▶ **Data extracts**:
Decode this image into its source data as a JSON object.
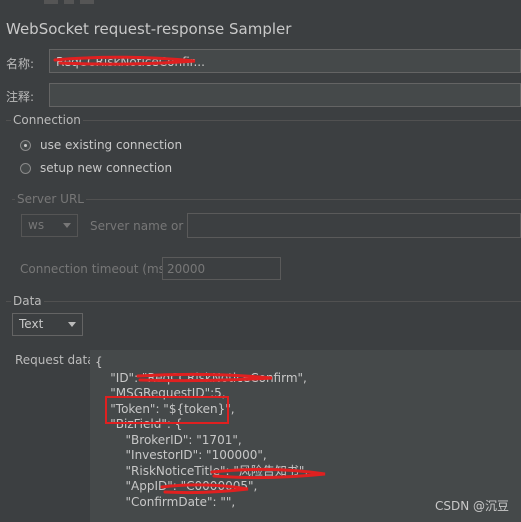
{
  "window": {
    "title": "WebSocket request-response Sampler"
  },
  "form": {
    "name_label": "名称:",
    "name_value": "ReqCCRiskNoticeConfir...",
    "comment_label": "注释:"
  },
  "connection": {
    "legend": "Connection",
    "options": [
      {
        "label": "use existing connection",
        "selected": true
      },
      {
        "label": "setup new connection",
        "selected": false
      }
    ]
  },
  "server_url": {
    "legend": "Server URL",
    "protocol": "ws",
    "host_label": "Server name or IP:",
    "timeout_label": "Connection timeout (ms):",
    "timeout_value": "20000"
  },
  "data": {
    "legend": "Data",
    "type": "Text",
    "request_label": "Request data:",
    "lines": [
      "{",
      "    \"ID\": \"ReqCCRiskNoticeConfirm\",",
      "    \"MSGRequestID\":5,",
      "    \"Token\": \"${token}\",",
      "    \"BizField\": {",
      "        \"BrokerID\": \"1701\",",
      "        \"InvestorID\": \"100000\",",
      "        \"RiskNoticeTitle\": \"风险告知书\",",
      "        \"AppID\": \"C0000005\",",
      "        \"ConfirmDate\": \"\","
    ]
  },
  "watermark": "CSDN @沉豆",
  "colors": {
    "background": "#3c3f41",
    "field": "#45494a",
    "annotation_red": "#e02020"
  }
}
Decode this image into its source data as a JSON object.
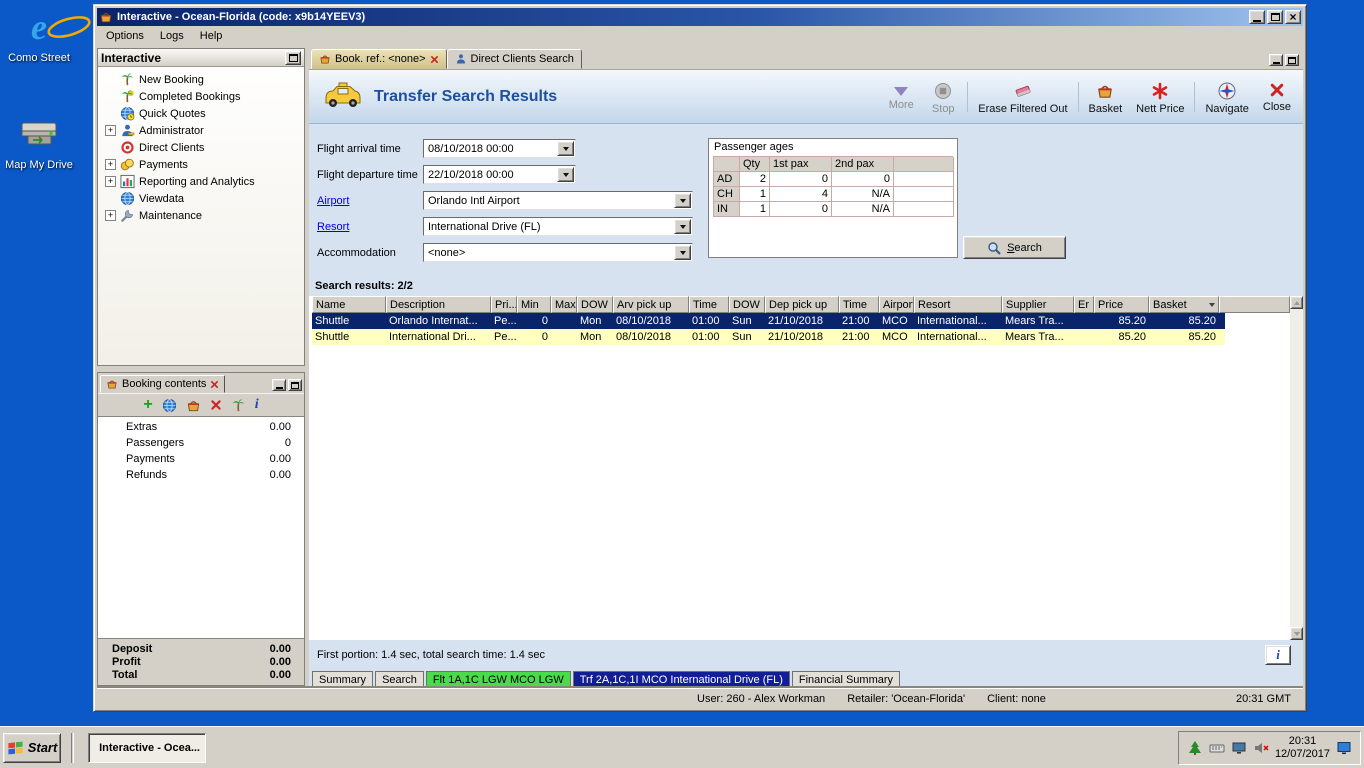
{
  "icons": {
    "plus_glyph": "+",
    "close_glyph": "×",
    "info_glyph": "i",
    "ie_glyph": "e"
  },
  "desktop": {
    "icons": [
      {
        "label": "Como Street"
      },
      {
        "label": "Map My Drive"
      }
    ]
  },
  "window": {
    "title": "Interactive - Ocean-Florida (code: x9b14YEEV3)",
    "menu": [
      {
        "label": "Options"
      },
      {
        "label": "Logs"
      },
      {
        "label": "Help"
      }
    ]
  },
  "sidebar": {
    "title": "Interactive",
    "items": [
      {
        "label": "New Booking"
      },
      {
        "label": "Completed Bookings"
      },
      {
        "label": "Quick Quotes"
      },
      {
        "label": "Administrator"
      },
      {
        "label": "Direct Clients"
      },
      {
        "label": "Payments"
      },
      {
        "label": "Reporting and Analytics"
      },
      {
        "label": "Viewdata"
      },
      {
        "label": "Maintenance"
      }
    ]
  },
  "booking_contents": {
    "tab": "Booking contents",
    "rows": [
      {
        "label": "Extras",
        "value": "0.00"
      },
      {
        "label": "Passengers",
        "value": "0"
      },
      {
        "label": "Payments",
        "value": "0.00"
      },
      {
        "label": "Refunds",
        "value": "0.00"
      }
    ],
    "totals": [
      {
        "label": "Deposit",
        "value": "0.00"
      },
      {
        "label": "Profit",
        "value": "0.00"
      },
      {
        "label": "Total",
        "value": "0.00"
      }
    ]
  },
  "main": {
    "tabs": [
      {
        "label": "Book. ref.: <none>"
      },
      {
        "label": "Direct Clients Search"
      }
    ],
    "title": "Transfer Search Results",
    "toolbar": [
      {
        "label": "More"
      },
      {
        "label": "Stop"
      },
      {
        "label": "Erase Filtered Out"
      },
      {
        "label": "Basket"
      },
      {
        "label": "Nett Price"
      },
      {
        "label": "Navigate"
      },
      {
        "label": "Close"
      }
    ],
    "form": {
      "arrival_label": "Flight arrival time",
      "arrival_value": "08/10/2018 00:00",
      "departure_label": "Flight departure time",
      "departure_value": "22/10/2018 00:00",
      "airport_label": "Airport",
      "airport_value": "Orlando Intl Airport",
      "resort_label": "Resort",
      "resort_value": "International Drive (FL)",
      "accommodation_label": "Accommodation",
      "accommodation_value": "<none>"
    },
    "passenger_ages": {
      "title": "Passenger ages",
      "headers": [
        "Qty",
        "1st pax",
        "2nd pax"
      ],
      "rows": [
        {
          "type": "AD",
          "qty": "2",
          "pax1": "0",
          "pax2": "0"
        },
        {
          "type": "CH",
          "qty": "1",
          "pax1": "4",
          "pax2": "N/A"
        },
        {
          "type": "IN",
          "qty": "1",
          "pax1": "0",
          "pax2": "N/A"
        }
      ]
    },
    "search_button": "Search",
    "results_label": "Search results: 2/2",
    "results": {
      "columns": [
        "Name",
        "Description",
        "Pri...",
        "Min",
        "Max",
        "DOW",
        "Arv pick up",
        "Time",
        "DOW",
        "Dep pick up",
        "Time",
        "Airport",
        "Resort",
        "Supplier",
        "Er",
        "Price",
        "Basket"
      ],
      "rows": [
        [
          "Shuttle",
          "Orlando Internat...",
          "Pe...",
          "0",
          "",
          "Mon",
          "08/10/2018",
          "01:00",
          "Sun",
          "21/10/2018",
          "21:00",
          "MCO",
          "International...",
          "Mears Tra...",
          "",
          "85.20",
          "85.20"
        ],
        [
          "Shuttle",
          "International Dri...",
          "Pe...",
          "0",
          "",
          "Mon",
          "08/10/2018",
          "01:00",
          "Sun",
          "21/10/2018",
          "21:00",
          "MCO",
          "International...",
          "Mears Tra...",
          "",
          "85.20",
          "85.20"
        ]
      ]
    },
    "timing": "First portion: 1.4 sec, total search time: 1.4 sec",
    "bottom_tabs": [
      {
        "label": "Summary"
      },
      {
        "label": "Search"
      },
      {
        "label": "Flt 1A,1C LGW MCO LGW"
      },
      {
        "label": "Trf 2A,1C,1I MCO International Drive (FL)"
      },
      {
        "label": "Financial Summary"
      }
    ],
    "status": {
      "user": "User: 260 - Alex Workman",
      "retailer": "Retailer: 'Ocean-Florida'",
      "client": "Client: none",
      "time": "20:31 GMT"
    }
  },
  "taskbar": {
    "start_label": "Start",
    "task_label": "Interactive - Ocea...",
    "clock_time": "20:31",
    "clock_date": "12/07/2017"
  }
}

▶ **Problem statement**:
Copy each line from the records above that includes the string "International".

▶ **Answer for the task**:
      "resort_value": "International Drive (FL)",
          "International...",
          "International Dri...",
          "International...",
        "label": "Trf 2A,1C,1I MCO International Drive (FL)"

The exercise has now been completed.